Ensure your PC’s cooling system is functioning optimally to prevent overheating, which can lead to increased energy consumption. Consider using more energy-efficient operating systems, and invest in a smart power strip that automatically cuts off power to peripherals when your PC is turned off. 

Finally, educate yourself about energy-efficient computing practices by joining online communities and forums to stay informed about the latest tips and tricks.


Does a 1000W PSU always consume 1000W?

A 1000W PSU (Power Supply Unit) does not always consume 1000W. The wattage rating on a PSU indicates its maximum capacity. The actual power consumption depends on the components in your PC and their load. A PSU supplies the power needed by the components, so if your PC components require 500W, the PSU will provide just that, not the full 1000W.

Is 1000 watts too much for a gaming PC?

For most gaming PCs, 1000 watts is excessive. Unless you have multiple high-end GPUs or an extremely power-hungry setup, a 1000W PSU is overkill. A well-designed gaming PC with a single GPU typically runs efficiently with a PSU in the 600-800W range.

Do I need a 1000W PSU for my PC?

In most cases, you do not need a 1000W PSU for a standard desktop PC. A PSU’s wattage should match the power requirements of your components. For a typical desktop PC with a single GPU, a PSU in the range of 500-750W is often sufficient.

How much electricity does an 800W PC use?

The power usage of an 800W PC depends on the components and their load. During regular usage like web browsing, an 800W PC may consume around 300-500 watts. Power-hungry tasks like gaming can push it closer to the 800W capacity, but the average usage remains lower.

Is 500 watts a lot for a PC?

For many standard PCs, 500 watts is more than enough. PCs with a single GPU and standard components typically require around 300-400 watts. Higher wattage PSUs become necessary when running multiple GPUs or if you have particularly power-hungry components.

Does a 1000W PSU consume more electricity?

A 1000W PSU does not inherently consume more electricity. It has a higher capacity, but it only provides as much power as your components demand. The actual electricity consumption depends on the components in your PC, not the PSU wattage.

Is 1000W the same as 1kWh?

No, 1000W and 1kWh are not the same. 1000W (watts) is a unit of power, indicating the rate at which energy is consumed. 1kWh (kilowatt-hour) is a unit of energy and represents the consumption of 1000 watts over one hour.

What’s better, 500W or 1000W?

The choice between a 500W and 1000W PSU depends on your PC’s components. If you have a standard PC, a 500W PSU is often sufficient. However, if you have a high-end gaming rig or multiple GPUs, a 1000W PSU may be necessary to provide enough power.

Can a 1000W PSU fry a motherboard?

A 1000W PSU won’t inherently fry a motherboard. A PSU delivers the power needed by the components. However, using a significantly overpowered PSU (like 1000W when not needed) doesn’t pose a risk to the motherboard; it’s just unnecessary and potentially less efficient.

Is a 1000W PSU overkill for an RTX 3080?

For an RTX 3080, a 1000W PSU is usually overkill.
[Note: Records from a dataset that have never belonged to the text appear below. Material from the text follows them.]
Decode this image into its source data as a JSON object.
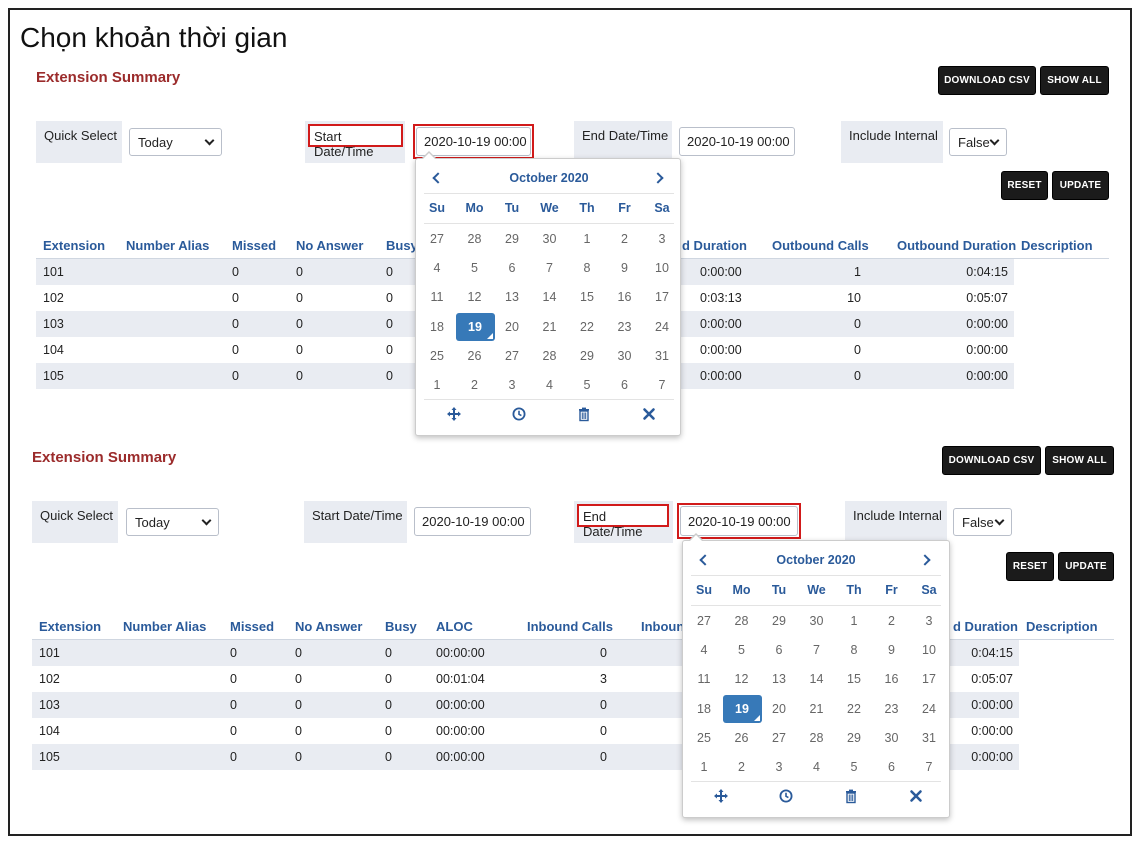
{
  "heading": "Chọn khoản thời gian",
  "panels": [
    {
      "title": "Extension Summary",
      "download_label": "DOWNLOAD CSV",
      "show_all_label": "SHOW ALL",
      "reset_label": "RESET",
      "update_label": "UPDATE",
      "quick_select_label": "Quick Select",
      "quick_select_value": "Today",
      "start_label": "Start Date/Time",
      "start_value": "2020-10-19 00:00",
      "end_label": "End Date/Time",
      "end_value": "2020-10-19 00:00",
      "include_internal_label": "Include Internal",
      "include_internal_value": "False",
      "headers": [
        "Extension",
        "Number Alias",
        "Missed",
        "No Answer",
        "Busy",
        "d Duration",
        "Outbound Calls",
        "Outbound Duration",
        "Description"
      ],
      "rows": [
        [
          "101",
          "",
          "0",
          "0",
          "0",
          "0:00:00",
          "1",
          "0:04:15",
          ""
        ],
        [
          "102",
          "",
          "0",
          "0",
          "0",
          "0:03:13",
          "10",
          "0:05:07",
          ""
        ],
        [
          "103",
          "",
          "0",
          "0",
          "0",
          "0:00:00",
          "0",
          "0:00:00",
          ""
        ],
        [
          "104",
          "",
          "0",
          "0",
          "0",
          "0:00:00",
          "0",
          "0:00:00",
          ""
        ],
        [
          "105",
          "",
          "0",
          "0",
          "0",
          "0:00:00",
          "0",
          "0:00:00",
          ""
        ]
      ]
    },
    {
      "title": "Extension Summary",
      "download_label": "DOWNLOAD CSV",
      "show_all_label": "SHOW ALL",
      "reset_label": "RESET",
      "update_label": "UPDATE",
      "quick_select_label": "Quick Select",
      "quick_select_value": "Today",
      "start_label": "Start Date/Time",
      "start_value": "2020-10-19 00:00",
      "end_label": "End Date/Time",
      "end_value": "2020-10-19 00:00",
      "include_internal_label": "Include Internal",
      "include_internal_value": "False",
      "headers": [
        "Extension",
        "Number Alias",
        "Missed",
        "No Answer",
        "Busy",
        "ALOC",
        "Inbound Calls",
        "Inboun",
        "d Duration",
        "Description"
      ],
      "rows": [
        [
          "101",
          "",
          "0",
          "0",
          "0",
          "00:00:00",
          "0",
          "0:04:15",
          ""
        ],
        [
          "102",
          "",
          "0",
          "0",
          "0",
          "00:01:04",
          "3",
          "0:05:07",
          ""
        ],
        [
          "103",
          "",
          "0",
          "0",
          "0",
          "00:00:00",
          "0",
          "0:00:00",
          ""
        ],
        [
          "104",
          "",
          "0",
          "0",
          "0",
          "00:00:00",
          "0",
          "0:00:00",
          ""
        ],
        [
          "105",
          "",
          "0",
          "0",
          "0",
          "00:00:00",
          "0",
          "0:00:00",
          ""
        ]
      ]
    }
  ],
  "calendar": {
    "month": "October 2020",
    "dow": [
      "Su",
      "Mo",
      "Tu",
      "We",
      "Th",
      "Fr",
      "Sa"
    ],
    "weeks": [
      [
        "27",
        "28",
        "29",
        "30",
        "1",
        "2",
        "3"
      ],
      [
        "4",
        "5",
        "6",
        "7",
        "8",
        "9",
        "10"
      ],
      [
        "11",
        "12",
        "13",
        "14",
        "15",
        "16",
        "17"
      ],
      [
        "18",
        "19",
        "20",
        "21",
        "22",
        "23",
        "24"
      ],
      [
        "25",
        "26",
        "27",
        "28",
        "29",
        "30",
        "31"
      ],
      [
        "1",
        "2",
        "3",
        "4",
        "5",
        "6",
        "7"
      ]
    ],
    "selected": "19",
    "icons": [
      "move-icon",
      "clock-icon",
      "trash-icon",
      "close-icon"
    ]
  },
  "colors": {
    "title": "#9b2b2b",
    "accent": "#2a5a9a",
    "selected": "#3779b8",
    "highlight": "#d11a1a",
    "row_alt": "#e9ecf2"
  }
}
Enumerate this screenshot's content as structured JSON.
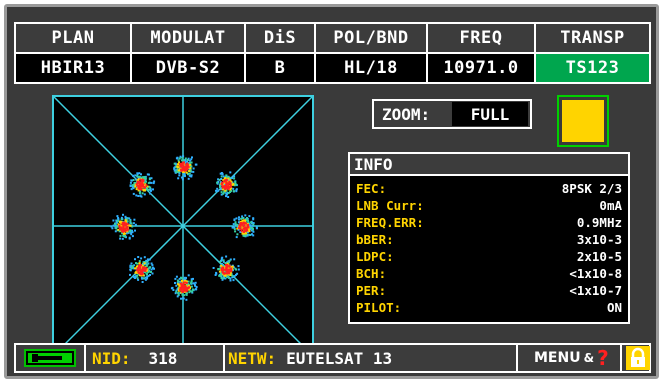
{
  "header": {
    "columns": [
      {
        "label": "PLAN",
        "value": "HBIR13"
      },
      {
        "label": "MODULAT",
        "value": "DVB-S2"
      },
      {
        "label": "DiS",
        "value": "B"
      },
      {
        "label": "POL/BND",
        "value": "HL/18"
      },
      {
        "label": "FREQ",
        "value": "10971.0"
      },
      {
        "label": "TRANSP",
        "value": "TS123"
      }
    ]
  },
  "zoom": {
    "label": "ZOOM:",
    "value": "FULL"
  },
  "colors": {
    "lock_indicator": "#ffd400",
    "transp_value_bg": "#00a64e",
    "label_yellow": "#ffd400",
    "constellation_border": "#3ed0e0"
  },
  "info": {
    "title": "INFO",
    "rows": [
      {
        "label": "FEC:",
        "value": "8PSK 2/3"
      },
      {
        "label": "LNB Curr:",
        "value": "0mA"
      },
      {
        "label": "FREQ.ERR:",
        "value": "0.9MHz"
      },
      {
        "label": "bBER:",
        "value": "3x10-3"
      },
      {
        "label": "LDPC:",
        "value": "2x10-5"
      },
      {
        "label": "BCH:",
        "value": "<1x10-8"
      },
      {
        "label": "PER:",
        "value": "<1x10-7"
      },
      {
        "label": "PILOT:",
        "value": "ON"
      }
    ]
  },
  "constellation": {
    "modulation_points": 8
  },
  "footer": {
    "battery_icon": "battery-charging-icon",
    "nid_label": "NID:",
    "nid_value": "318",
    "netw_label": "NETW:",
    "netw_value": "EUTELSAT 13",
    "menu_label": "MENU",
    "amp": "&",
    "help_icon": "?",
    "lock_icon": "lock-icon"
  }
}
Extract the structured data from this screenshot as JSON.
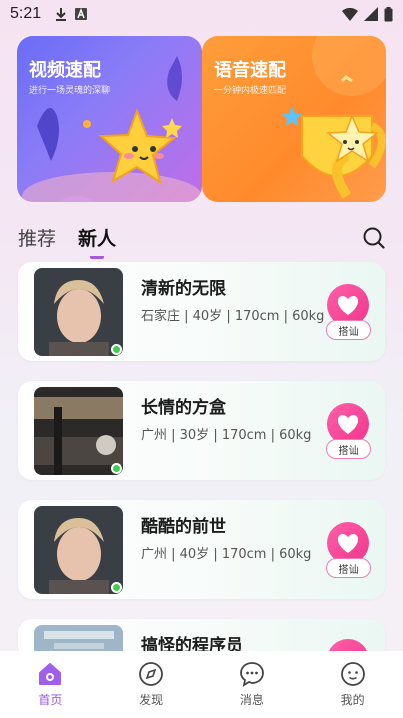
{
  "status_bar": {
    "time": "5:21"
  },
  "promos": [
    {
      "title": "视频速配",
      "subtitle": "进行一场灵魂的深聊"
    },
    {
      "title": "语音速配",
      "subtitle": "一分钟内极速匹配"
    }
  ],
  "tabs": [
    {
      "label": "推荐"
    },
    {
      "label": "新人"
    }
  ],
  "users": [
    {
      "name": "清新的无限",
      "info": "石家庄 | 40岁 | 170cm | 60kg",
      "chat_label": "搭讪"
    },
    {
      "name": "长情的方盒",
      "info": "广州 | 30岁 | 170cm | 60kg",
      "chat_label": "搭讪"
    },
    {
      "name": "酷酷的前世",
      "info": "广州 | 40岁 | 170cm | 60kg",
      "chat_label": "搭讪"
    },
    {
      "name": "搞怪的程序员",
      "info": "",
      "chat_label": ""
    }
  ],
  "nav": [
    {
      "label": "首页"
    },
    {
      "label": "发现"
    },
    {
      "label": "消息"
    },
    {
      "label": "我的"
    }
  ],
  "colors": {
    "accent": "#9a55e4",
    "like": "#f0368c",
    "online": "#3fcf4b"
  }
}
Most RTX 3080 setups run efficiently with a PSU in the 750-850W range. A 1000W PSU is more appropriate for systems with multiple high-end GPUs or other power-hungry components.

Can a 1000W PSU run a 3090?

Yes, a 1000W PSU is suitable for running an RTX 3090, especially in setups with other power-hungry components. The RTX 3090 is a high-performance GPU that benefits from a robust power supply to operate optimally.

Final words

To sum up, knowing how much power a 1000W PC consumes is essential to make wise choices. While these high-powered computers offer incredible performance, they also come with higher electricity costs. By understanding the power-hungry components, adjusting power settings, and using energy-efficient parts, you can strike a balance between power and cost.

Remember, it’s not just about the numbers; it’s about making your PC work efficiently for you. By optimizing power consumption, you can enjoy a powerful PC without breaking the bank or harming the environment. So, whether you’re a gamer, a professional, or just a PC enthusiast, a little power knowledge can go a long way.

Similar Posts